Could you copy every line of the data that contains the word "this"?

++++ TASK INPUTS

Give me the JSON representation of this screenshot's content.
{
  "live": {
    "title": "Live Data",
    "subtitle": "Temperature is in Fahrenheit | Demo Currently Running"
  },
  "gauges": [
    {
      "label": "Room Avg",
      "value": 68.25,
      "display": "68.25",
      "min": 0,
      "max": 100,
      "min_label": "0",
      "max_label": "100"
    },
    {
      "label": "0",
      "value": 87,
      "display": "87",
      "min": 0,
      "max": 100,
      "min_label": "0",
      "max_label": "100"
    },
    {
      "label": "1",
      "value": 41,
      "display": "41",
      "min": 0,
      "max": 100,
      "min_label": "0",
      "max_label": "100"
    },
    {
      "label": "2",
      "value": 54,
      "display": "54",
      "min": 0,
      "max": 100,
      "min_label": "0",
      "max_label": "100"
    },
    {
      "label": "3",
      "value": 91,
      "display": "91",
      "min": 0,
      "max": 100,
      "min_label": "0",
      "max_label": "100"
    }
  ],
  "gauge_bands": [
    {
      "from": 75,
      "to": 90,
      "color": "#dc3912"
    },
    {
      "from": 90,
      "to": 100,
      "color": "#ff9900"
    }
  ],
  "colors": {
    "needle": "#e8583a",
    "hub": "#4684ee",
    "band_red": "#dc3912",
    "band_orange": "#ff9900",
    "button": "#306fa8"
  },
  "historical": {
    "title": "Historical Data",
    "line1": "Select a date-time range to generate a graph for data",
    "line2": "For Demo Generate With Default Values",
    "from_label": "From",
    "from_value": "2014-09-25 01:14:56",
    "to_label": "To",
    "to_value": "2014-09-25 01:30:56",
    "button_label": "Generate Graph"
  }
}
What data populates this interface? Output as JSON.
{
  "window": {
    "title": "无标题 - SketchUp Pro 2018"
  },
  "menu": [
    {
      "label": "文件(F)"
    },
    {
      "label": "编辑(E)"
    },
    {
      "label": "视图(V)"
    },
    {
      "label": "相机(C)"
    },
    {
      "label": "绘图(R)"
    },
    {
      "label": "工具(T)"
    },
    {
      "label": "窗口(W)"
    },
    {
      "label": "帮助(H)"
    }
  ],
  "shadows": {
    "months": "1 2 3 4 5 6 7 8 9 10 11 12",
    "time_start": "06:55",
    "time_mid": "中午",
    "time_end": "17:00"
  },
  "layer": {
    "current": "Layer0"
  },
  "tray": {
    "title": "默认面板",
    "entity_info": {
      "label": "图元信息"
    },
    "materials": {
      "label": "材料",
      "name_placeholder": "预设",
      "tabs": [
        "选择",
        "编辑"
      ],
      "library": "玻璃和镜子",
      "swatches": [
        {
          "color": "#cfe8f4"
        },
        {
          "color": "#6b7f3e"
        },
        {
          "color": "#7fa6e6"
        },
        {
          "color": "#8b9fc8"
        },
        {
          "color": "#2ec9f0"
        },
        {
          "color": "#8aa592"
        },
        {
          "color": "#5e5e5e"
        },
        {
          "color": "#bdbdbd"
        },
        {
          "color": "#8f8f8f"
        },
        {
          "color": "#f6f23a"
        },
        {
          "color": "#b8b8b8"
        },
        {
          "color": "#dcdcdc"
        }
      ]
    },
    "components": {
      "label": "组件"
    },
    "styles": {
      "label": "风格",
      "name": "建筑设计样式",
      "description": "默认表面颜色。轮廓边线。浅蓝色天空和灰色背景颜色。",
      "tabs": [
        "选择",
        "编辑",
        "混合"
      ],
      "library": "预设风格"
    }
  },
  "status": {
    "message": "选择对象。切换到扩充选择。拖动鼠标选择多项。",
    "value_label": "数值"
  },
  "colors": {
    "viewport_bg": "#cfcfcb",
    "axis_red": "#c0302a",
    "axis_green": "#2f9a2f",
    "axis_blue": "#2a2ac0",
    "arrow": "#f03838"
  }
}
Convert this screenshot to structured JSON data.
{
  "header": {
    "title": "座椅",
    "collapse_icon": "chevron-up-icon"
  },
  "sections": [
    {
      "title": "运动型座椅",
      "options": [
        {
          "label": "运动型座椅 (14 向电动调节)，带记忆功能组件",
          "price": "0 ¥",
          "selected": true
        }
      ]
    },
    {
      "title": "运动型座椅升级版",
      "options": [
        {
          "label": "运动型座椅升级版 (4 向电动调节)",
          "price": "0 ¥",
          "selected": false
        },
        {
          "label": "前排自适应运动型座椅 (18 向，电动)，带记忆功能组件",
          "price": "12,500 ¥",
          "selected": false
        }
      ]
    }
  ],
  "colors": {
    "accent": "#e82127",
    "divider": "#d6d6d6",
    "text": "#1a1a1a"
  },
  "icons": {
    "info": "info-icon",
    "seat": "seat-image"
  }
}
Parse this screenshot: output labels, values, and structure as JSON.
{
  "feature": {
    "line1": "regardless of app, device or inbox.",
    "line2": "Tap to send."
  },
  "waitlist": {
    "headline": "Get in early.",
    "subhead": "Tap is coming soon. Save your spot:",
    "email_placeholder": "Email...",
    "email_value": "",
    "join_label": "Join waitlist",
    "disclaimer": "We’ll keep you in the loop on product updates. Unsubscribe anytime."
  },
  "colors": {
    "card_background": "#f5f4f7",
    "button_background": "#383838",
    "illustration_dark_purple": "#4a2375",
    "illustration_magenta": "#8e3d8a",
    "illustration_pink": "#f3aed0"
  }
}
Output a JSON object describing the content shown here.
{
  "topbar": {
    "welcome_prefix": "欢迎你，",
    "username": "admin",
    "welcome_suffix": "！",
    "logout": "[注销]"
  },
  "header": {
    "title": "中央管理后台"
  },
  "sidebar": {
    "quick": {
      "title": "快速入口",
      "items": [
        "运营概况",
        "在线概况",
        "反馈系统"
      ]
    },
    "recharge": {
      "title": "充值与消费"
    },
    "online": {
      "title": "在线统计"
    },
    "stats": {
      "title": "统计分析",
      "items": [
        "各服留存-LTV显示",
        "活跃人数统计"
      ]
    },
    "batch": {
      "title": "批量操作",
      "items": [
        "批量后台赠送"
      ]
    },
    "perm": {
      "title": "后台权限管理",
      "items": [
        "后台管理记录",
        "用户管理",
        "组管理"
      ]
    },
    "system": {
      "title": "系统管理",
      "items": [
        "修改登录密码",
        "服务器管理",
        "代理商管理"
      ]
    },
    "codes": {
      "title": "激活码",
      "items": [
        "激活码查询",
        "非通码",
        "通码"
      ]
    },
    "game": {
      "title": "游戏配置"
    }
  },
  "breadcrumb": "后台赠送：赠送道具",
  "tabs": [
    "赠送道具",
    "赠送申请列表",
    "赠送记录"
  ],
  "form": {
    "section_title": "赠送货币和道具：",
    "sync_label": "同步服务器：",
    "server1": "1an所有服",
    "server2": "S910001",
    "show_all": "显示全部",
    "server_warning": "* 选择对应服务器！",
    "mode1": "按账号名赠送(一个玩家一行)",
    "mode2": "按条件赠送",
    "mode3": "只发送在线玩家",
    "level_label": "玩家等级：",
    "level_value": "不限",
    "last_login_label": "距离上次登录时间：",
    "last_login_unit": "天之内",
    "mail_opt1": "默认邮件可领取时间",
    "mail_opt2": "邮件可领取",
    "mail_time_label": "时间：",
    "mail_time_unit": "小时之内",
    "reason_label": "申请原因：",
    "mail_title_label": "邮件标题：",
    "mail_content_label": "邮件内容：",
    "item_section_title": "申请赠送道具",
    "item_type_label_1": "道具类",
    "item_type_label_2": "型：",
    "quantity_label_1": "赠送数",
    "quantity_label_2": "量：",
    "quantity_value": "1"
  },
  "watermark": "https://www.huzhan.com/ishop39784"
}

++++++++

## ANSWER BOX
Give me the JSON representation of this screenshot's content.
What data populates this interface? Output as JSON.
Convert this screenshot to structured JSON data.
Parse this screenshot: output labels, values, and structure as JSON.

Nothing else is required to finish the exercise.